** Opening Given information block **

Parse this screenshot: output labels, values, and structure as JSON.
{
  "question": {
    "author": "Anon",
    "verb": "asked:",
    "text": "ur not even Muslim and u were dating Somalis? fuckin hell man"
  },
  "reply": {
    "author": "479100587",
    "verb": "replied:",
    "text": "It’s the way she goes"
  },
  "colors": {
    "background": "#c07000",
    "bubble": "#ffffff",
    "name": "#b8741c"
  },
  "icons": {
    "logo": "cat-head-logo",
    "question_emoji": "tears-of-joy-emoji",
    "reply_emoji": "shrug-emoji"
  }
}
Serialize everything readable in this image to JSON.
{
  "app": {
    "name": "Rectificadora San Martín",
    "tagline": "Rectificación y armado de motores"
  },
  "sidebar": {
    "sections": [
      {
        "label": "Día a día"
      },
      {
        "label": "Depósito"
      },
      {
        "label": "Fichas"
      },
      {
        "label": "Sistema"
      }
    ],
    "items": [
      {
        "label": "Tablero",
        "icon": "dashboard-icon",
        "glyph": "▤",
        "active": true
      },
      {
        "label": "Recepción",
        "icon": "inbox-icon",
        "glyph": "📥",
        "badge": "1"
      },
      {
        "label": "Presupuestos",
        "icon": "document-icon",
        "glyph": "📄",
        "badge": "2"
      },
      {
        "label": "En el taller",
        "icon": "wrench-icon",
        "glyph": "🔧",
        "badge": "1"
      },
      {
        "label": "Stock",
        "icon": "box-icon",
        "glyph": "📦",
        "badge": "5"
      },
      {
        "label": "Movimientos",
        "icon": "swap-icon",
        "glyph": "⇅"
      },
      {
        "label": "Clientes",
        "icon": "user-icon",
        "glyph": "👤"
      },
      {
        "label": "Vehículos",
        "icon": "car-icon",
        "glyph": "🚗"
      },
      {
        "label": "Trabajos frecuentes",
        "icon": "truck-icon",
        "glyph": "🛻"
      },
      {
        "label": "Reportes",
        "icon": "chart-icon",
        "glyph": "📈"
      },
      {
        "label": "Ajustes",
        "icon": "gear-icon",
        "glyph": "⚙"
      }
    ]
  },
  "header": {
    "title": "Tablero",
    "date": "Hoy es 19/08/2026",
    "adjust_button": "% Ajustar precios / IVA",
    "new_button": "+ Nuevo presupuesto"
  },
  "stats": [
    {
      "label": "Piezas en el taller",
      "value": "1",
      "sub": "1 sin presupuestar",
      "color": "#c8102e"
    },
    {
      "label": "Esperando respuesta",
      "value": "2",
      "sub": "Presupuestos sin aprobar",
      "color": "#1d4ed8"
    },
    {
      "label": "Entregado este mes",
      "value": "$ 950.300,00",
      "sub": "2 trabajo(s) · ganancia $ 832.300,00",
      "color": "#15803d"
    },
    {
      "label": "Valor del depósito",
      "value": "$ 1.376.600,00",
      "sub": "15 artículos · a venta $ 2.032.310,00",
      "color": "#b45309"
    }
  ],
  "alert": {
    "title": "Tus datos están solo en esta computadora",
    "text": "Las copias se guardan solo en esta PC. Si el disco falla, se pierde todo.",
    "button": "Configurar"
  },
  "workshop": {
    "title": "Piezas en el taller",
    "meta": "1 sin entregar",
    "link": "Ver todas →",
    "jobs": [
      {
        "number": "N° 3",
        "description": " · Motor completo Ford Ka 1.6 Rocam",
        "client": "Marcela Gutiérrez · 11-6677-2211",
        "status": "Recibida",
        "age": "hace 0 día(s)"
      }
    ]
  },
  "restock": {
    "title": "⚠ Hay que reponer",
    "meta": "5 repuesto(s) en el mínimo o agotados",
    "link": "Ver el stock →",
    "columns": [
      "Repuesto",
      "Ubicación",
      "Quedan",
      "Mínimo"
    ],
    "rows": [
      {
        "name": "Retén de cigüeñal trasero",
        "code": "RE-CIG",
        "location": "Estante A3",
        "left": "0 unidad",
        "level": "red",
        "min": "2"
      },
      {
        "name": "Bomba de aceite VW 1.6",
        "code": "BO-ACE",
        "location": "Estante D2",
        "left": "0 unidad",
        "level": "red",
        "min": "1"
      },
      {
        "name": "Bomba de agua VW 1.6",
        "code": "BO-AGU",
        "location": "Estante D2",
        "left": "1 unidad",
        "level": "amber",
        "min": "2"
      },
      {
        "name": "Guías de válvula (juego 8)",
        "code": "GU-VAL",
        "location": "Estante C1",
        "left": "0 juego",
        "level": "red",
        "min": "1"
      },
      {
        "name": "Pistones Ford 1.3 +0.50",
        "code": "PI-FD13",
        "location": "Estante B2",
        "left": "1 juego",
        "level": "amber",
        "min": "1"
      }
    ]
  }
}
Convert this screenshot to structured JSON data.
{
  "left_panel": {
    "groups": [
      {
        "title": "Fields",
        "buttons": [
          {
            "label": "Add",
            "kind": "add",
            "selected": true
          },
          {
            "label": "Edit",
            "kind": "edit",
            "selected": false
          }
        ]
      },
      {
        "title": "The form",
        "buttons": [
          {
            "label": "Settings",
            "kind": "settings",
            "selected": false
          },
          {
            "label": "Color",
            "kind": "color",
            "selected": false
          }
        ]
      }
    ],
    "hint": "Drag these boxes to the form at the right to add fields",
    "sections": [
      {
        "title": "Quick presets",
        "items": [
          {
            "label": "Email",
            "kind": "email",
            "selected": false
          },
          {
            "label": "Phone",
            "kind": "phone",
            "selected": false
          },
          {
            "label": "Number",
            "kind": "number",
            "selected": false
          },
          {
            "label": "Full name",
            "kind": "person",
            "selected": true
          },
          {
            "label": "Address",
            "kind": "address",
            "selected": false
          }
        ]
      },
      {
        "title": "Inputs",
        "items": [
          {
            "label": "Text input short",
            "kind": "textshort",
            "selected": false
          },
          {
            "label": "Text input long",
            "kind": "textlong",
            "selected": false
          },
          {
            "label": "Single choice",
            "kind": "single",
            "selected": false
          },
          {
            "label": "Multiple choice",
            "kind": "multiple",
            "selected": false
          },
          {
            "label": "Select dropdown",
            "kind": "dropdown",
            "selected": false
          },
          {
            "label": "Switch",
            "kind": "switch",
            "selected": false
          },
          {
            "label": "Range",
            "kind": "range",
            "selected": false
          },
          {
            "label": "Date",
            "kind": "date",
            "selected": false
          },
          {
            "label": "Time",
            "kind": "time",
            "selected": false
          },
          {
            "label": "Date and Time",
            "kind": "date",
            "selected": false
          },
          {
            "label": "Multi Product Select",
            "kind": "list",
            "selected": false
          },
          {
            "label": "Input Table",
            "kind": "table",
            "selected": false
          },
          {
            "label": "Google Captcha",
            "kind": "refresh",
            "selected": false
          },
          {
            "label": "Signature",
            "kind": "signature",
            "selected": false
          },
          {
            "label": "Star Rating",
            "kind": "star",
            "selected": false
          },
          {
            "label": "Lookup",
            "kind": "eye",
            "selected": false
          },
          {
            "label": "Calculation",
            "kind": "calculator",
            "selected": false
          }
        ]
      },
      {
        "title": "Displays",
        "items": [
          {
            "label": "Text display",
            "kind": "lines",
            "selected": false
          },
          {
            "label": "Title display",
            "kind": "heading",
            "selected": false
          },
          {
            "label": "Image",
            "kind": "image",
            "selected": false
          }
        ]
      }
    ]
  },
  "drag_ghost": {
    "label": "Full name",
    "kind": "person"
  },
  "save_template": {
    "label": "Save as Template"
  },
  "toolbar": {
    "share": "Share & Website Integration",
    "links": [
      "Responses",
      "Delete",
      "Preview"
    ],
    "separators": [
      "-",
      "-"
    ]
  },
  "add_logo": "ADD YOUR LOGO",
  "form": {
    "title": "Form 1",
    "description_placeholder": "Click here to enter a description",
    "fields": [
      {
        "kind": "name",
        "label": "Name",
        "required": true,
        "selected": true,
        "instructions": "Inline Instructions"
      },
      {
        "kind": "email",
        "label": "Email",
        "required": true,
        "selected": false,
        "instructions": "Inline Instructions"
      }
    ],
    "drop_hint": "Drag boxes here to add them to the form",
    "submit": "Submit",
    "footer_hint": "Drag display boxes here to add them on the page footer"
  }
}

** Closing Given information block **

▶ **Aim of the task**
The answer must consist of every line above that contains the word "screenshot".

▶ **Solution for this task**
Parse this screenshot: output labels, values, and structure as JSON.
Convert this screenshot to structured JSON data.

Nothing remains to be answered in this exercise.